A few years ago while driving a U-Haul from New York to Chicago I encountered some bad weather while crossing through Pennsylvania. Already tired from loading the truck, I knew that if I was going to be able to keep going I’d need some coffee. I pulled over at a service plaza and went inside. Instead of getting a coffee I bought a couple of cans of Red Bull, an energy drink that I’d heard about but had never tried. After drinking them I was sufficiently revived and was able to make it all the way into Ohio before stopping for the night.
I’d always thought these drinks were only for adults. But after seeing teenagers drink Red Bull on their way to school, I realize they’re not. Convenience stores stock their coolers with all sorts of these beverages, the names of which are probably apt descriptions of the effect they have on one who drinks them: Nitro2Go, Liquid Blow Power Pop, HiBall Energy, Cocaine Energy, Charged, Who’s Your Daddy Green Tea Energy, Citrus Venom, Adrenaline Rush, Stinger, Rush, Extreme Energy, ISO Sprint, Whoopass, Lightning Bolt, Kaballah Energy, BooKoo Energy, Wired, Empower, and Rock Star Energy. These names conjure up images of power, invincibility, speed, endurance, intensity, stamina, strength, and potency, as well as sexiness.

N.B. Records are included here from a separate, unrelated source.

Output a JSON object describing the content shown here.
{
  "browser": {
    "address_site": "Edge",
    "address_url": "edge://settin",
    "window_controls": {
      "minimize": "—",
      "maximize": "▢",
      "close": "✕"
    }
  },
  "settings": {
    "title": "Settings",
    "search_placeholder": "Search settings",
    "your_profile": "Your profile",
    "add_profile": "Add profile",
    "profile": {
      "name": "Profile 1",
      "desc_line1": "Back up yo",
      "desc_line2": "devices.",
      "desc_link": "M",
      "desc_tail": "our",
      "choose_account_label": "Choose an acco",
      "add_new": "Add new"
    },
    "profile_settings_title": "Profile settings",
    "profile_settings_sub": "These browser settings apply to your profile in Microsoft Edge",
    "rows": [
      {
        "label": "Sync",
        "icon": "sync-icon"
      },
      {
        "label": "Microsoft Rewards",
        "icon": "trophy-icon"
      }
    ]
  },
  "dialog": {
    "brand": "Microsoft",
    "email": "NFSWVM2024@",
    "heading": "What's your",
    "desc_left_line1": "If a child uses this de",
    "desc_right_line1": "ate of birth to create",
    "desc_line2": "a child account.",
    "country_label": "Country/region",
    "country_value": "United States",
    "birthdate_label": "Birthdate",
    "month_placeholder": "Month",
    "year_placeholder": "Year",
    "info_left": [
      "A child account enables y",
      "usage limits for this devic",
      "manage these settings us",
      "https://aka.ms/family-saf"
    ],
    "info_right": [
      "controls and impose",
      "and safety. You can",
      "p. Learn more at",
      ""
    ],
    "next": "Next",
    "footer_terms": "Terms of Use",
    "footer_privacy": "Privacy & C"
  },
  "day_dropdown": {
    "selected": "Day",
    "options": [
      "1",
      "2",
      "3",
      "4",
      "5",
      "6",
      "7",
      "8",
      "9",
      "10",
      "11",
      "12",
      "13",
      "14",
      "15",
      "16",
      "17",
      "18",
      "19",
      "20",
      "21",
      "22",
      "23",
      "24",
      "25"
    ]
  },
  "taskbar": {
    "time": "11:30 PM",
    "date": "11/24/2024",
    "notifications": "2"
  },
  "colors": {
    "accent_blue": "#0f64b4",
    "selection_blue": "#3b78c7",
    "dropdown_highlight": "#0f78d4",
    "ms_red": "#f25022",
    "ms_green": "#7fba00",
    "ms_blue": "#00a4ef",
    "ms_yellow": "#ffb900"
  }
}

The popularity of these drinks might be a response to the extraordinary demands our culture places upon us to achieve not in just one area, but many. We’re overworked and under-rested. What started as an infatuation with Starbucks and its quick and easy caffeine fix for one’s flagging energy now comes in a can. And it’s legal.
As our consumer culture, with its materialistic values, compels us to base our self-worth on what we own, rather than who we are, we become anxious and try to do more so that we can have more. Due to the physical limitations of our bodies—our humanness—we’re unable to achieve and succeed at the speed that we feel we must, so reach for energy drinks to help us. “Do more! Have more! Be more!” could be the marketing slogan of the beverage manufacturers who distribute these products.
Of course we can never do, have, or be enough. As we look outside ourselves for easy solutions and quick fixes to what we feel are our shortcomings we ignore the infinite sacred source within us. It is from that place from that the energy and love we desire will come. Instead of reaching out to clutch at what we’re told will make us whole we can turn within.
If we would but take a moment to be still and ask God to provide us with what we actually need, we’d probably realize that we already are and have enough. We’d find that we don’t need all those things we’re told we must have in order to be happy or fulfilled; those things, which, like a can of Red Bull, ultimately leave us empty and dissatisfied.
Categories: Theological Reflections